What was so interesting about driving this road, was that every few miles there would be an ancient walled city, either in ruins or still in use. Some of them were just spectacular and we found ourselves stopping constantly to take photos. Another interesting aspect of the area is this is where the tree-climbing goats reside. This is no joke. Goats in this area have been trained to climb Argon trees, which are a species of olive. The goats eat the hard outer layer of the olive and leave the seed containing Argon oil behind. Argon oil is very expensive and the method of obtaining it unique. We were fortunate enough to actually come across a goatherd and his goats high up in the trees. It was extremely interesting to see.
|At the end of the day, we finally arrived at the Painted Rocks – an area of large boulders that have been painted by Belgian artist Jean Verame in 1984 together with a crew from the Moroccan fire department. The rocks are somewhat faded now, but originally they were a bright blue, a lighter blue, pink, orange, green and (we think) black. The area is remote and very beautiful with its red earth, green trees and huge boulders. We spent the night parked in this gorgeous, quiet area and thoroughly enjoyed ourselves.|
November 17, 2008
We hiked around the area again in the morning under a broken cloud cover.
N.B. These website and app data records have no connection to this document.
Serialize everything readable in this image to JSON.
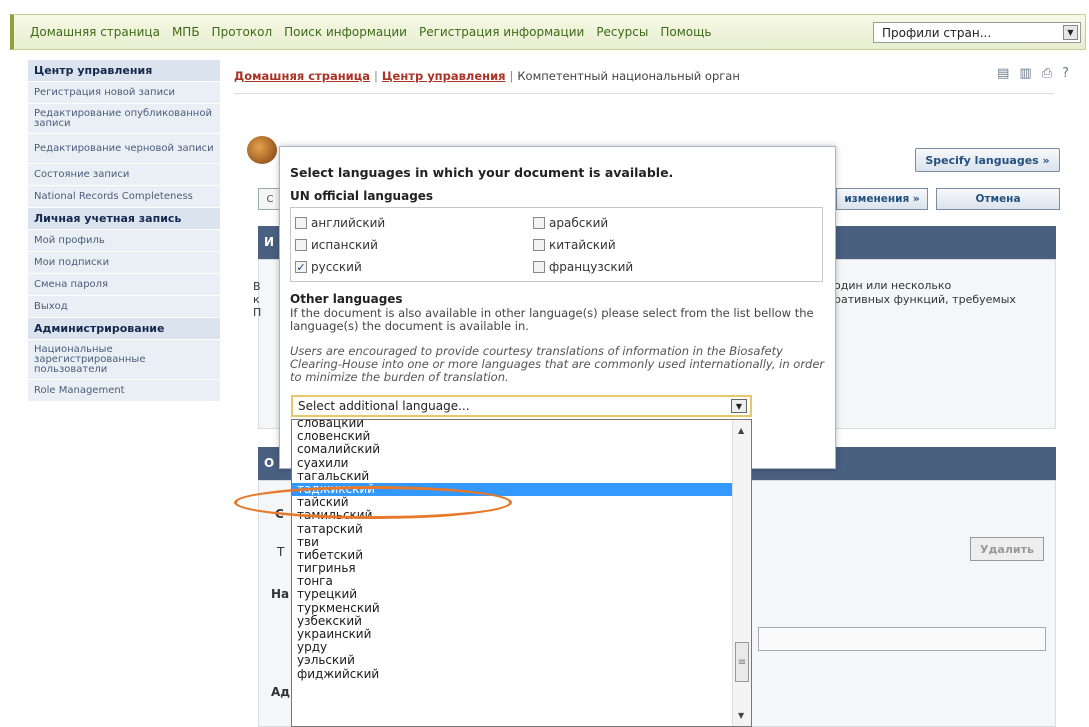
{
  "topnav": {
    "items": [
      "Домашняя страница",
      "МПБ",
      "Протокол",
      "Поиск информации",
      "Регистрация информации",
      "Ресурсы",
      "Помощь"
    ],
    "profile_select": "Профили стран..."
  },
  "sidebar": {
    "sections": [
      {
        "title": "Центр управления",
        "items": [
          "Регистрация новой записи",
          "Редактирование опубликованной записи",
          "Редактирование черновой записи",
          "Состояние записи",
          "National Records Completeness"
        ]
      },
      {
        "title": "Личная учетная запись",
        "items": [
          "Мой профиль",
          "Мои подписки",
          "Смена пароля",
          "Выход"
        ]
      },
      {
        "title": "Администрирование",
        "items": [
          "Национальные зарегистрированные пользователи",
          "Role Management"
        ]
      }
    ]
  },
  "breadcrumb": {
    "home": "Домашняя страница",
    "sep": "|",
    "center": "Центр управления",
    "current": "Компетентный национальный орган"
  },
  "buttons": {
    "specify": "Specify languages »",
    "save_changes": "изменения »",
    "cancel": "Отмена",
    "delete": "Удалить"
  },
  "background_fragments": {
    "info_right_1": "один или несколько",
    "info_right_2": "ративных функций, требуемых",
    "left_c": "С",
    "i": "И",
    "v": "В",
    "k": "к",
    "p": "П",
    "o": "О",
    "s": "С",
    "t": "Т",
    "na": "На",
    "ad": "Ад"
  },
  "modal": {
    "title": "Select languages in which your document is available.",
    "un_label": "UN official languages",
    "un_languages": [
      {
        "label": "английский",
        "checked": false
      },
      {
        "label": "арабский",
        "checked": false
      },
      {
        "label": "испанский",
        "checked": false
      },
      {
        "label": "китайский",
        "checked": false
      },
      {
        "label": "русский",
        "checked": true
      },
      {
        "label": "французский",
        "checked": false
      }
    ],
    "other_label": "Other languages",
    "other_desc": "If the document is also available in other language(s) please select from the list bellow the language(s) the document is available in.",
    "courtesy_note": "Users are encouraged to provide courtesy translations of information in the Biosafety Clearing-House into one or more languages that are commonly used internationally, in order to minimize the burden of translation.",
    "select_placeholder": "Select additional language..."
  },
  "dropdown": {
    "items": [
      "словацкий",
      "словенский",
      "сомалийский",
      "суахили",
      "тагальский",
      "таджикский",
      "тайский",
      "тамильский",
      "татарский",
      "тви",
      "тибетский",
      "тигринья",
      "тонга",
      "турецкий",
      "туркменский",
      "узбекский",
      "украинский",
      "урду",
      "уэльский",
      "фиджийский"
    ],
    "selected": "таджикский"
  },
  "colors": {
    "accent_green": "#8ca23c",
    "panel_blue": "#4a6080",
    "selection_blue": "#3399ff",
    "highlight_orange": "#e8782a"
  }
}
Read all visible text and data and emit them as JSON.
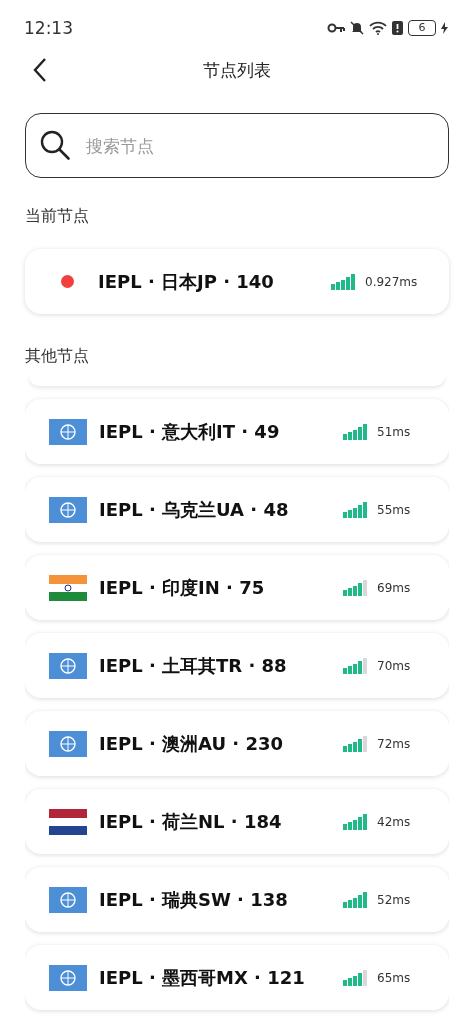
{
  "status_bar": {
    "time": "12:13",
    "battery": "6"
  },
  "header": {
    "title": "节点列表"
  },
  "search": {
    "placeholder": "搜索节点"
  },
  "current_section": {
    "title": "当前节点",
    "node": {
      "name": "IEPL · 日本JP · 140",
      "latency": "0.927ms",
      "full_signal": true,
      "color": "#f04040"
    }
  },
  "other_section": {
    "title": "其他节点",
    "nodes": [
      {
        "name": "IEPL · 意大利IT · 49",
        "latency": "51ms",
        "full_signal": true,
        "kind": "un"
      },
      {
        "name": "IEPL · 乌克兰UA · 48",
        "latency": "55ms",
        "full_signal": true,
        "kind": "un"
      },
      {
        "name": "IEPL · 印度IN · 75",
        "latency": "69ms",
        "full_signal": false,
        "kind": "india"
      },
      {
        "name": "IEPL · 土耳其TR · 88",
        "latency": "70ms",
        "full_signal": false,
        "kind": "un"
      },
      {
        "name": "IEPL · 澳洲AU · 230",
        "latency": "72ms",
        "full_signal": false,
        "kind": "un"
      },
      {
        "name": "IEPL · 荷兰NL · 184",
        "latency": "42ms",
        "full_signal": true,
        "kind": "netherlands"
      },
      {
        "name": "IEPL · 瑞典SW · 138",
        "latency": "52ms",
        "full_signal": true,
        "kind": "un"
      },
      {
        "name": "IEPL · 墨西哥MX · 121",
        "latency": "65ms",
        "full_signal": false,
        "kind": "un"
      }
    ]
  }
}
Just as we got moving down the road, the rain started up. This is the first rain we’ve seen in a while, so I guess we can’t complain. The day stayed overcast until we started our final descent out of the Anti-Atlas and down to the flat lands. We covered a lot of non-descript ground and finished our day, after a long police stop (where they copied down all kinds of information including our parents names) at the beach at El Ouatia (also known as Tan Tan Plage). Tan Tan is the first city of the Saharan Provinces, so I guess we can say that we’ve arrived in the Sahara!
November 18, 2008
We took our time this morning and did some chores. We hit the road and traveled through what can only be described as the beginning of the Sahara Desert. We passed scrub brush and dunes on the left while looking out over cliffs to the Atlantic Ocean. We kept passing signs indicating that there were camels possible, but didn’t see any.
|We stopped at one Oude (wash or arroyo) that had water coming from inland and meeting up with the ocean. There were about a dozen camper vans parked there, presumably all European, probably mostly French. Since it was early in the day, we decided to continue on to a lagoon we had been told about. Along the way, we spotted something interesting on the horizon. Could it be? Yes it could! It was a herd of camels strolling alongside the road! We stopped and took some photos and enjoyed this most Saharan of experiences.|
Arriving at the lagoon, we found a lovely parking area with a great view of, among other birds, flamingoes. Unfortunately we also found a very nice military official who insisted that we needed a permit if we wanted to spend the night. We could spend all day no problem, but if we wanted to spend the night, we needed the permit which was available in the town we had passed through about 18mi (30km) earlier.
Oh well, time to find a different spot. We continued down the coast looking for a nice spot to spend the night. We passed lots of fishing camps and areas that were too close to the road. At last, we found an area below the road that was wide enough between the road and the beach to get out of earshot of the truck sounds and actually dropped us mostly out of sight of the road. Since there was a bit of soft sand we engaged 4-wheel drive and just cruised to our camp spot.